"We are actively communicating that if the Dec. 15 tariffs were to go into effect, we would take pricing to again protect our gross margin, and those price increases would be passed along to consumers," Goldner said on a call discussing Hasbro's third-quarter earnings results which were dampened by costs associated with tariffs. Hasbro's shares plunged 15% to $101.84 in early afternoon trading following news of the company's weaker-than-expected earnings.
The implementation of existing tariffs and the threat of new duties resulted in higher shipping and warehousing costs for the toymaker during the third quarter as retailers adjusted their buying strategies to limit exposure to the tariffs. Retailers are shifting from placing direct import orders, which allows them to take ownership of the products in China, to domestic orders where they take ownership in the U.S. The buying changes were made over a short period of time, giving Hasbro a small window to meet demand, according to Goldner.
During the third quarter, domestic shipments increased to 59% from 51% of orders from the year-earlier quarter, leaving the toymaker unable to fulfill all of its orders.
"We did incur some incremental shipping and warehousing expense, including some airfreight, which also impacted our margin. We've been catching up in the fourth quarter, but we also are still looking at a potential Dec. 15 date for the enactment of tariffs," Goldner said.
Although the U.S. and China on Oct. 11 reached a partial deal that included the delay of a tariff hike on Chinese imports previously scheduled for Oct. 15, the tariffs slated for Dec. 15 are still expected to be enacted.
If implemented, the Dec. 15 tariffs on consumer goods including toys could further push retailers to cancel direct import orders from China and opt for domestic shipments leaving the responsibility of importation and fulfillment to Hasbro.
"The team is working on programs to help mitigate this impact as well as the impact on our customers this holiday season, but we anticipate continued potential disruption in the fourth quarter," Goldner cautioned.
Hasbro currently sources 20% of its merchandise sold in the U.S. from domestic sources and is on track to source 50% of its products from China by the end of 2020, according to Goldner. Like other companies facing the challenge of tariffs, the toymaker is continuing to source from other countries including Vietnam and India.
The company's executives also updated analysts on the progress of its acquisition of media company Entertainment One Ltd. The company has obtained regulatory approvals from the United States and Germany and is waiting on approvals from Canada and the U.K. Hasbro expects to close the deal during the fourth quarter.

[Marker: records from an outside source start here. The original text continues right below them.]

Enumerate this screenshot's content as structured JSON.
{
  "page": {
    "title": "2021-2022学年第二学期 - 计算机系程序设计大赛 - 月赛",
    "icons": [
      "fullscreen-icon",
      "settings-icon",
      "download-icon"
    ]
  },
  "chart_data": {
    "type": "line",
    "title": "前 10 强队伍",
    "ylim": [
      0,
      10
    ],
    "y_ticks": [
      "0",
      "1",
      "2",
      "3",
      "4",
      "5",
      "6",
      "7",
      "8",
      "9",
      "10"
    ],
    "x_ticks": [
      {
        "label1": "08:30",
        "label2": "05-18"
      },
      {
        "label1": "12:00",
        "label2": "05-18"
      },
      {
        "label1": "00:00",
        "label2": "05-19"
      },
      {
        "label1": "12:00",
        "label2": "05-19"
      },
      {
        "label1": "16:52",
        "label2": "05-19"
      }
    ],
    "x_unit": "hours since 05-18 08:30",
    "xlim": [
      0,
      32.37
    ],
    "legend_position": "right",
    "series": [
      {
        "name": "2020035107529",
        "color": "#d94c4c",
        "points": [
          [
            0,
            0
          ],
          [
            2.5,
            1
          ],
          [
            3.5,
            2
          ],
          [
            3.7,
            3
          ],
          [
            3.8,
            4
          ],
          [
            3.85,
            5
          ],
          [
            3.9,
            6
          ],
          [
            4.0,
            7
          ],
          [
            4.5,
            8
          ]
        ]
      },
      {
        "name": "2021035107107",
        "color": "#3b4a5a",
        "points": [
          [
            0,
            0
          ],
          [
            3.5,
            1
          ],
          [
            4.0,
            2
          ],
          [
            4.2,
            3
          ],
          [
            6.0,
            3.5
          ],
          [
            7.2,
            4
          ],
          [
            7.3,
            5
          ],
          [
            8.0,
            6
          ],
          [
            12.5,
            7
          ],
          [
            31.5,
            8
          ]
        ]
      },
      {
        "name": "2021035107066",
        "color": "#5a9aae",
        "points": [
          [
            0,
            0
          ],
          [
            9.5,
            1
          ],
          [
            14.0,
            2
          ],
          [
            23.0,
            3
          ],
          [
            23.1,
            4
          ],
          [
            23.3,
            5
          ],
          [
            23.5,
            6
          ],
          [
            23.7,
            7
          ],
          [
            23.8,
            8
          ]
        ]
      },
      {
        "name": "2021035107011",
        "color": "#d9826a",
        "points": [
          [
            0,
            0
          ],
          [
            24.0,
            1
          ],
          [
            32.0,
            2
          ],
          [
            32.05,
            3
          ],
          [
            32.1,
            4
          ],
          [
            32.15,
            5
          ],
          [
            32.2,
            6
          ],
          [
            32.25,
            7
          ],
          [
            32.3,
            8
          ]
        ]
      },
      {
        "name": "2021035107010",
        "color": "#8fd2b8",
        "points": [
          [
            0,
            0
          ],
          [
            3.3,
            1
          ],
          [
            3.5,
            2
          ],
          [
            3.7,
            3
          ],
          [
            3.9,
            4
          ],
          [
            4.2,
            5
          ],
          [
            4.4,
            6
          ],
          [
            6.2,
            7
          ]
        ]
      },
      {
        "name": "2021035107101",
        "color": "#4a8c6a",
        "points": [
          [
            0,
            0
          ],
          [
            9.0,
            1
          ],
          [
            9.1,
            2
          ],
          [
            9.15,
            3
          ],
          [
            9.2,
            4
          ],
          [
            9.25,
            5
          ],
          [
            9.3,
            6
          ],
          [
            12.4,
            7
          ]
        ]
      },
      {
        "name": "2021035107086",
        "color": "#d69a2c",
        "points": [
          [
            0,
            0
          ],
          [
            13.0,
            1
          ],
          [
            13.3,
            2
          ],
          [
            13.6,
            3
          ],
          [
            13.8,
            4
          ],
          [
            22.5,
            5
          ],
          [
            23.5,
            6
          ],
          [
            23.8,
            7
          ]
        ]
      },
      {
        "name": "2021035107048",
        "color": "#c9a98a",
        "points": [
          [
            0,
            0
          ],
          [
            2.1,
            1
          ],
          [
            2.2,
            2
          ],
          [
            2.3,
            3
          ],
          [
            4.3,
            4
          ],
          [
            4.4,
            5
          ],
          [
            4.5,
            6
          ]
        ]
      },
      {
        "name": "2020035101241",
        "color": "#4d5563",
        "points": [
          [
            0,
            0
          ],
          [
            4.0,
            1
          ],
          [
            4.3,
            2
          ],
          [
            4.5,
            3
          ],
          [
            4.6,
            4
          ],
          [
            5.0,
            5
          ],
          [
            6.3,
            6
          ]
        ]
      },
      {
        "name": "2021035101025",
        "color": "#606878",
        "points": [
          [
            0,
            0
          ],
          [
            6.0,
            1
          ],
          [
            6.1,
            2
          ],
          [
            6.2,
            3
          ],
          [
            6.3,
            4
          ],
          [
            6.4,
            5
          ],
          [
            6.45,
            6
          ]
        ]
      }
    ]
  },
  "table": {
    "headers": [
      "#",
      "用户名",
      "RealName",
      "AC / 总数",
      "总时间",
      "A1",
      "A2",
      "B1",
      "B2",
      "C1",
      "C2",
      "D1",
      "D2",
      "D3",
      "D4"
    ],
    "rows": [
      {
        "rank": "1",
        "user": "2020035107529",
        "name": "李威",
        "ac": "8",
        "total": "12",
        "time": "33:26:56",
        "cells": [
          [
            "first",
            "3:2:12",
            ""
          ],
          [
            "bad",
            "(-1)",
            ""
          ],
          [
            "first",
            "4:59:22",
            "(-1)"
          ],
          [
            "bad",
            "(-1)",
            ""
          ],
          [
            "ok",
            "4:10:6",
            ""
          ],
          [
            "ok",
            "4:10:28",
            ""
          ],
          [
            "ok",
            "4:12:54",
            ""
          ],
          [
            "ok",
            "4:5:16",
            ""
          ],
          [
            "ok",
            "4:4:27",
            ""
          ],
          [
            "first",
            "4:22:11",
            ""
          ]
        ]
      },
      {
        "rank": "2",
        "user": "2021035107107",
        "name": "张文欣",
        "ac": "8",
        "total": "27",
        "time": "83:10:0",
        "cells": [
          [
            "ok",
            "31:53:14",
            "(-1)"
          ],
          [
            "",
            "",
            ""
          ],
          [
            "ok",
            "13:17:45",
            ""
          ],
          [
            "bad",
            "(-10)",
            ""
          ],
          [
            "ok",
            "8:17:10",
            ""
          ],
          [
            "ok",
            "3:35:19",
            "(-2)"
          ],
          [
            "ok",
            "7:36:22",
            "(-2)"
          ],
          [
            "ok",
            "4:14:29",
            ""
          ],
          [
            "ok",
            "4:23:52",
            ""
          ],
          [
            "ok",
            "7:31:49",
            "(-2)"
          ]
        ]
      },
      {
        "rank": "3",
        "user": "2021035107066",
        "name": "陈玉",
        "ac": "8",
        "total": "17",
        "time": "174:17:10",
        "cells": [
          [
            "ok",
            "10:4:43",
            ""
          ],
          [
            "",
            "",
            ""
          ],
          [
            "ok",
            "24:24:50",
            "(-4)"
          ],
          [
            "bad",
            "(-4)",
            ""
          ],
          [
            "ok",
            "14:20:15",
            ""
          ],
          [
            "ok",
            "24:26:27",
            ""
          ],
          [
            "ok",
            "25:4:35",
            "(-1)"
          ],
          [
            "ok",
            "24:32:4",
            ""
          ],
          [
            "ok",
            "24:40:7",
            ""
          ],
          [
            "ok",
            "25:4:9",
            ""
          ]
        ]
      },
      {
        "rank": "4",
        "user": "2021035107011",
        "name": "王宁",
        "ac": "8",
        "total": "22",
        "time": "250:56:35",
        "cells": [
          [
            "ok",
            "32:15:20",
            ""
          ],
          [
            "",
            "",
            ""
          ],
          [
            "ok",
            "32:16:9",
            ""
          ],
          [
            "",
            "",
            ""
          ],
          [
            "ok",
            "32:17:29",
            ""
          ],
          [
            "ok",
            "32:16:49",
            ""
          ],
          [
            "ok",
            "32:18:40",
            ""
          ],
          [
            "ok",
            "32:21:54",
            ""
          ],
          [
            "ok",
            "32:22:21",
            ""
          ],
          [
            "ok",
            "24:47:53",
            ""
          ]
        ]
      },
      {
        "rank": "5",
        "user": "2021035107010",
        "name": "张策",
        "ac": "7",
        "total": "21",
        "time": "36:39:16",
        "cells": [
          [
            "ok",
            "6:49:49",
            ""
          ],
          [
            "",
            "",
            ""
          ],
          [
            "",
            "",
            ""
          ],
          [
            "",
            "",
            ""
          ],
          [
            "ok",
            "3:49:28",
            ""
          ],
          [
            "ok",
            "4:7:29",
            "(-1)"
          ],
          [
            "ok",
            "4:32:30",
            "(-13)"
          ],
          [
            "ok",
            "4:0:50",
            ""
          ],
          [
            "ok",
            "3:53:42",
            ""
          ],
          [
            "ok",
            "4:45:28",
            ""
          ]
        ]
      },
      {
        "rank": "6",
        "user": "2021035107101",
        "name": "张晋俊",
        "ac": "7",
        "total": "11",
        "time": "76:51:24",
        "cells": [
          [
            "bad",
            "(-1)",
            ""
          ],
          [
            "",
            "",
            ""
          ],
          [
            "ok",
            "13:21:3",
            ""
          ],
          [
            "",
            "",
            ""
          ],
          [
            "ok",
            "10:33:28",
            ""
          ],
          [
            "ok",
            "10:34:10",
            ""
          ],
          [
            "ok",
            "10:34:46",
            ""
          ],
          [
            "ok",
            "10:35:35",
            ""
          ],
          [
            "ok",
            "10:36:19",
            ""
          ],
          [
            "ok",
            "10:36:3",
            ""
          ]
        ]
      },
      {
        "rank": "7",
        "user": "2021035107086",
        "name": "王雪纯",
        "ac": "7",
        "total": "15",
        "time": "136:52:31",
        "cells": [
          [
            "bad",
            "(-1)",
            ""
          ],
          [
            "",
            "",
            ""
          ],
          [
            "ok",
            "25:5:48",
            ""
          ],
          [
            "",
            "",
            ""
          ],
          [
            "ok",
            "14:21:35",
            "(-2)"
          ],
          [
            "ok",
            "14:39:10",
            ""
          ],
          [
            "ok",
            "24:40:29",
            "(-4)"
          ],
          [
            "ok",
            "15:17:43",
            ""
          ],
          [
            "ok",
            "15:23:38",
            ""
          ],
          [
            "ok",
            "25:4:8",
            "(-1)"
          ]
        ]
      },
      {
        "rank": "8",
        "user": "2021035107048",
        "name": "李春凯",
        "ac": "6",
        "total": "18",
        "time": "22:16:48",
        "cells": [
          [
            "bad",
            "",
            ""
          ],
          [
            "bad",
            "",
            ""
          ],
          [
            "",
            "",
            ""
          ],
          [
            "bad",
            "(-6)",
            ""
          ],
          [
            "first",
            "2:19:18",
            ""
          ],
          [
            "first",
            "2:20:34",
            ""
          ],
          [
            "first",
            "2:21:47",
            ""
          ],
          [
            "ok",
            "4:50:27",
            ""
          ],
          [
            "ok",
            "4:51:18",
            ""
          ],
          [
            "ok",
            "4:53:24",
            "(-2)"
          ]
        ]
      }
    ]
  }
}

Hasbro also expects to suspend its share repurchase program in order to use its cash flows on reducing leverage arising from the transaction. The toymaker repurchased $1.5 million worth of common stock during the third quarter.